Did you buy some extra frozen vegetables recently?
If you’re anything like me, you have more frozen vegetables around than usual. I do keep some around all the time, but I bought a little extra during some of my initial COVID-19 grocery trips.
I definitely want to use what I’ve purchased and make room for leftovers and new purchases. Fresh vegetables are my personal preference, but I do really like frozen peas and I do like to keep frozen green beans, broccoli and cauliflower on hand for go-to meals.
How to use those frozen veggies, in something other than smoothies:

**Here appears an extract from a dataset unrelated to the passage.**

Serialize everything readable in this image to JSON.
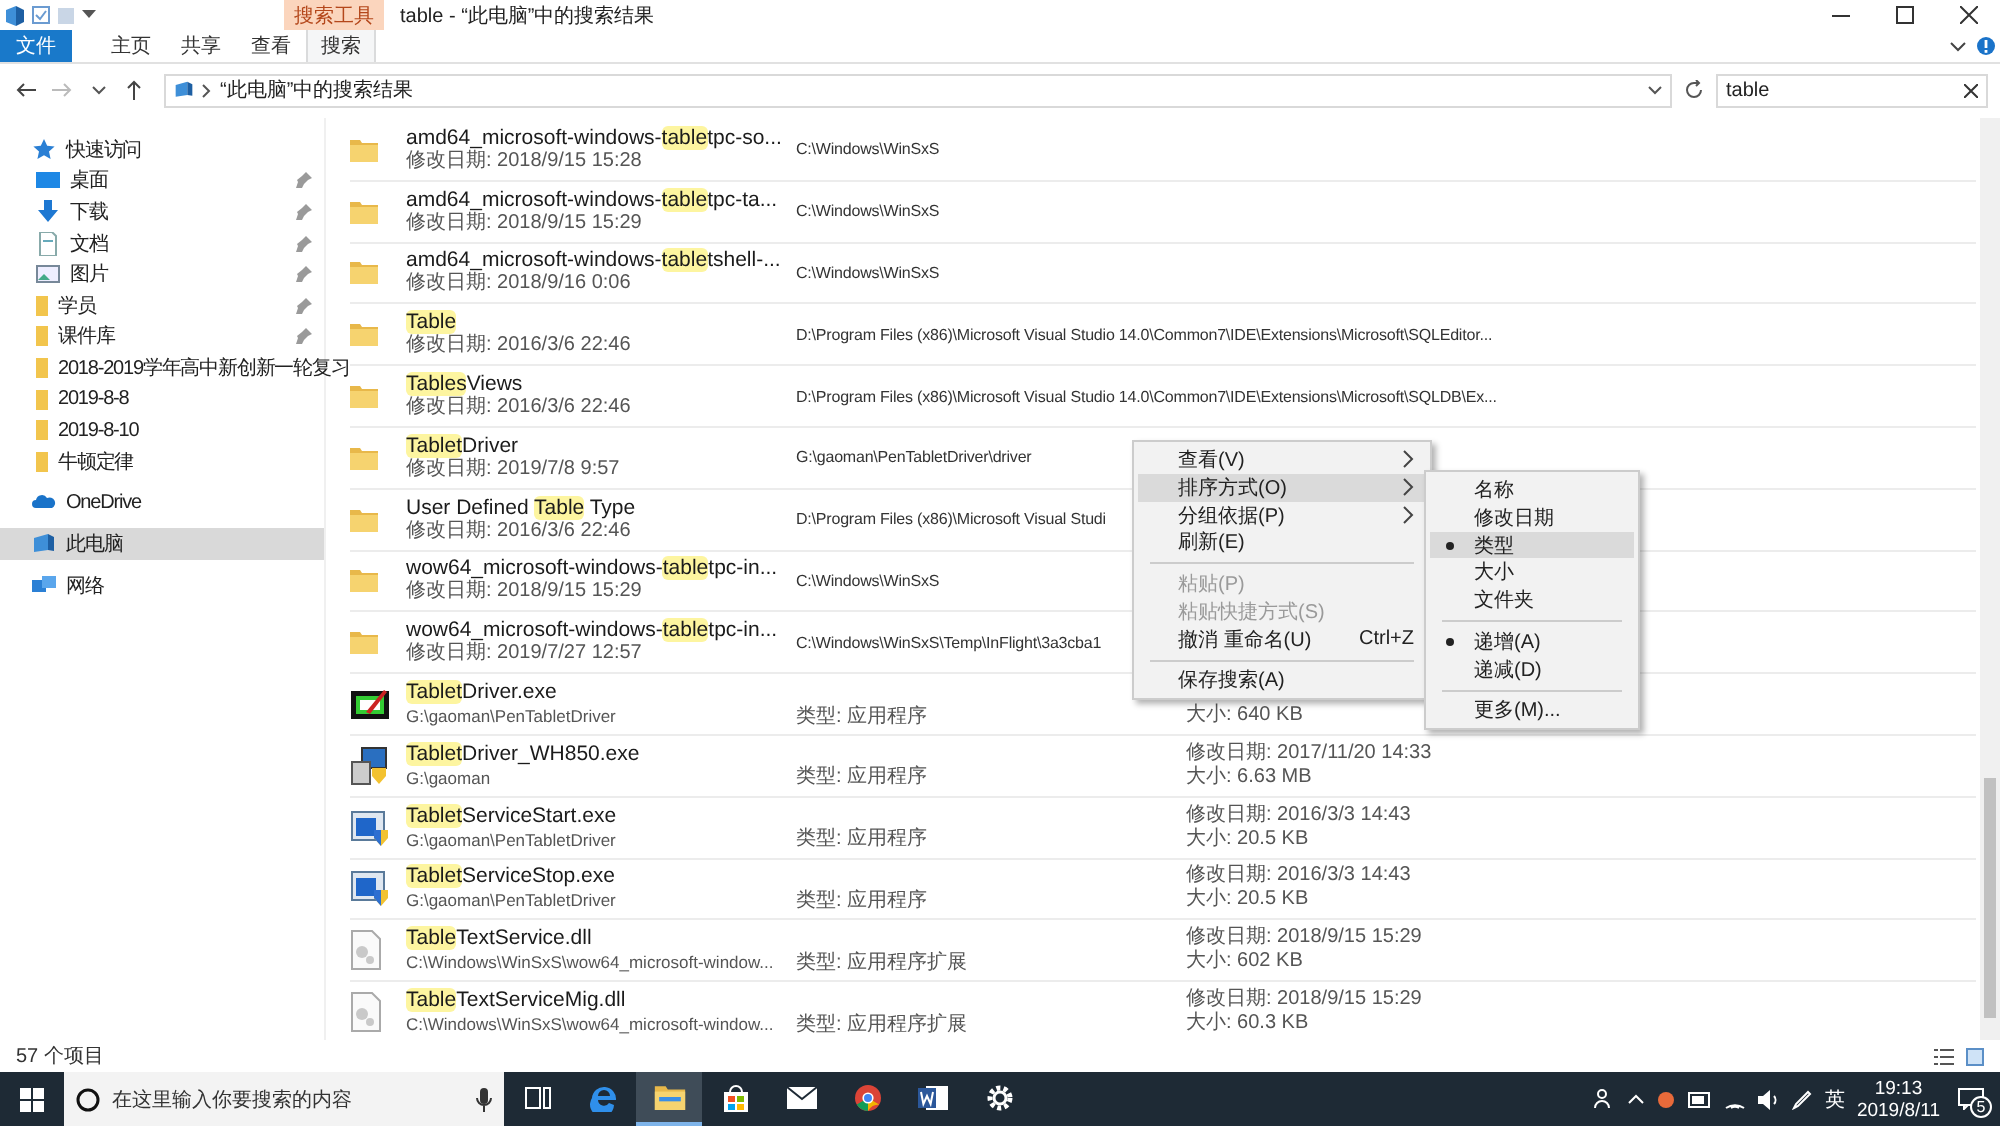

In general, it’s best to avoid boiling frozen vegetables in a pot of water, because this leaves them soggy. And, who wants to eat soggy vegetables?! We want to save you from throwing out those bags of frozen vegetables and give you some ideas for how to cook with them.
- Frozen spinach: thaw and squeeze out as much liquid as you can and use in quesadillas or lasagne.
- Frozen broccoli or cauliflower: Preheat oven to 425 F. Toss frozen broccoli and/or cauliflower in plenty of olive oil. Add salt and pepper. Place in the oven for 20-30 minutes depending on the size of the florets. It’s ok if they start to brown. The idea is that the water evaporates as they roast which leaves them pretty darn tasty with some crispy parts. (You can also roast them at 450 F which will just take less time and give you a more crispy veg).
- Frozen peas: Add to any soup, or make pea soup with them! I use them in my Black eyed pea, bacon and kale soup as well as in the NY Times Weeknight Fried Rice. You can add them frozen, or partially or fully thaw them in the microwave. Whichever way you choose to thaw, add small frozen veggies towards the end of the cooking process so as not to over cook them.
- Frozen green beans: I always keep a bag of green beans in the freezer for those times I need to rely on my go-to meals. I definitely prefer fresh to frozen, but steaming frozen green beans in a bowl with a few tablespoons of water or on the stove top prevents them from becoming water logged. My favorite way to season green beans is with Jane’s Krazy Mixed-up Salt and butter. I also like to toss them with mustard vinaigrette and serve room temp as a side or add them to a tossed salad. I also recently tried sautéing them in olive over medium high heat and they were quite good!
- Frozen edamame: Keep these on hand in both in the pods and shelled. I like to cook edamame in the shell for a snack or a side. Use shelled, thawed edamame in dishes like Easy Weeknight Tofu Veggie Stir Fry.
- Frozen garlic: Anna recently started using frozen garlic when she cooks. You use it just as you would fresh garlic. Have you tried it? I haven’t, but I’m going to give it a try!
- Frozen Brussels sprouts: I tried roasting them from the frozen state recently and they came out soggy. I’ll try again at some point! But a friend of mine said she recently successfully sautéd very small, frozen Brussels sprouts in olive oil.
- Frozen mixed veggies like peas and carrots: add them frozen to soups or fried rice
- Frozen corn: add frozen to soups or stews. You can also roast it for a few minutes before adding it to a soup or stew.
- Frozen asparagus: Honestly, I’ve never bought it and I couldn’t find any to try for this post. But I’m keeping an eye out for it. I’m going to assume it would be best thawed and added to something like a quiche, soup, or a one-pot meal/casserole.
- Frozen stir fry veggies: thaw on the counter or in the microwave and add to stir fry.
- Frozen onions and peppers: they work well sautèd in olive oil from the frozen state and served with Italian sausages or in fajitas.
- Frozen sweet potato fries and French fries: we’re fans of the Alexa brand sweet potato fries and French fries. Be sure to salt them before baking. I also bake them longer than the instructions for some added crispiness.
Frozen vegetables are as healthy as fresh.
Oftentimes we have clients ask us if frozen vegetables are as healthy as fresh. The answer is YES. They’re flash frozen just after being picked so they retain their freshness and nutrients.
We love hearing from our readers!
What’s your favorite way to cook with frozen veggies?